A group of anti-CISA activists gathered outside the Capitol Thursday night to register their disaffection with the Cybersecurity Information Sharing Act, a bipartisan bill that would allow the sharing of cyber threat information among businesses and government, and provide liability protection for inadvertent over-sharing of personal information.
While they may have been literally making light of the bill (see picture, courtesy of Fight for the Future), they have serious concerns with what they argue is its surveillance in cybersecurity clothing.
“The U.S. government’s deplorable surveillance programs and pathetic cybersecurity have already severely damaged the public’s trust in tech companies and their members of Congress,” said Evan Greer, campaign director of Fight for the Future. “If they choose to ignore the blatantly overwhelming opposition to this bill and pass it anyway, that damage could become irreparable."

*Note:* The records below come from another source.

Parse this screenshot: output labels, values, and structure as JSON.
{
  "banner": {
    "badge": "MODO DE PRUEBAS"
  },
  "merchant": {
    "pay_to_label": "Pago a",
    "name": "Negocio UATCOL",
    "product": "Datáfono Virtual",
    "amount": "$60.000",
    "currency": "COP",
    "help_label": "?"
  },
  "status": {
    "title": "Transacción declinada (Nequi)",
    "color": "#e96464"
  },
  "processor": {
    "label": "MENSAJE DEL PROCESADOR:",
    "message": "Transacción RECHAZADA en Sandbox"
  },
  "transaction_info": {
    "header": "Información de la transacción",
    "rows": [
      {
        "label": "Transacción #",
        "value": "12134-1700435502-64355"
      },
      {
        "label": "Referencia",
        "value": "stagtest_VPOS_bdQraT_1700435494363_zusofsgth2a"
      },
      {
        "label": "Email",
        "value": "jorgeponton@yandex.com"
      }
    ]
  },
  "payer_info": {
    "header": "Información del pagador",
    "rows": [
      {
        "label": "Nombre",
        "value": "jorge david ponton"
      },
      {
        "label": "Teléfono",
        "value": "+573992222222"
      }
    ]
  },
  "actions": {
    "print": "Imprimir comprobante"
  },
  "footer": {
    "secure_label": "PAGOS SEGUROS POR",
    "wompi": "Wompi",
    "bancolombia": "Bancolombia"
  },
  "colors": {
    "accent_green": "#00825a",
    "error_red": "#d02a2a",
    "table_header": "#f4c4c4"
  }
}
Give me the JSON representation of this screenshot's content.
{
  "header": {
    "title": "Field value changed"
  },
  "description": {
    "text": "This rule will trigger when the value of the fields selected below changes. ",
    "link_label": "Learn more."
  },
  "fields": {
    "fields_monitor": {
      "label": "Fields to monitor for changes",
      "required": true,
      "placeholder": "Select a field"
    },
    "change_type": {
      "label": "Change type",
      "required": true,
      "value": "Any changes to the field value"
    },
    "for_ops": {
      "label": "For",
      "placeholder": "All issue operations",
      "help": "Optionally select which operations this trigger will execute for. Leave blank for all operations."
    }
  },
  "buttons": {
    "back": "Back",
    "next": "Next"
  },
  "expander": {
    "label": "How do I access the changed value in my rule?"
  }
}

Many computer companies are also critical of the bill, including Mozilla, Microsoft and Apple.
The Senate began debating amendments to the bill Thursday and is expected to vote on it, and likely pass it, early next week.
A managers amendment was introduced with some 20 changes its backers said should make it more palatable to its critics, but not the two dozen or so taking to the Hill, according to Greer, who said it was not meant to be a mass rally, but rather a "light brigade" (his pun) sign-holding moment.
"The managers amendment is abysmal," he told B&C/Multichannel News. "Most of the privacy related amendments have been watered down beyond recognition. CISA is based on faulty logic to begin with, there is no fixing it."
Contributing editor John Eggerton has been an editor and/or writer on media regulation, legislation and policy for over four decades, including covering the FCC, FTC, Congress, the major media trade associations, and the federal courts. In addition to Multichannel News and Broadcasting + Cable, his work has appeared in Radio World, TV Technology, TV Fax, This Week in Consumer Electronics, Variety and the Encyclopedia Britannica.
The smarter way to stay on top of broadcasting and cable industry. Sign up below.
Thank you for signing up to Broadcasting & Cable. You will receive a verification email shortly.
There was a problem. Please refresh the page and try again.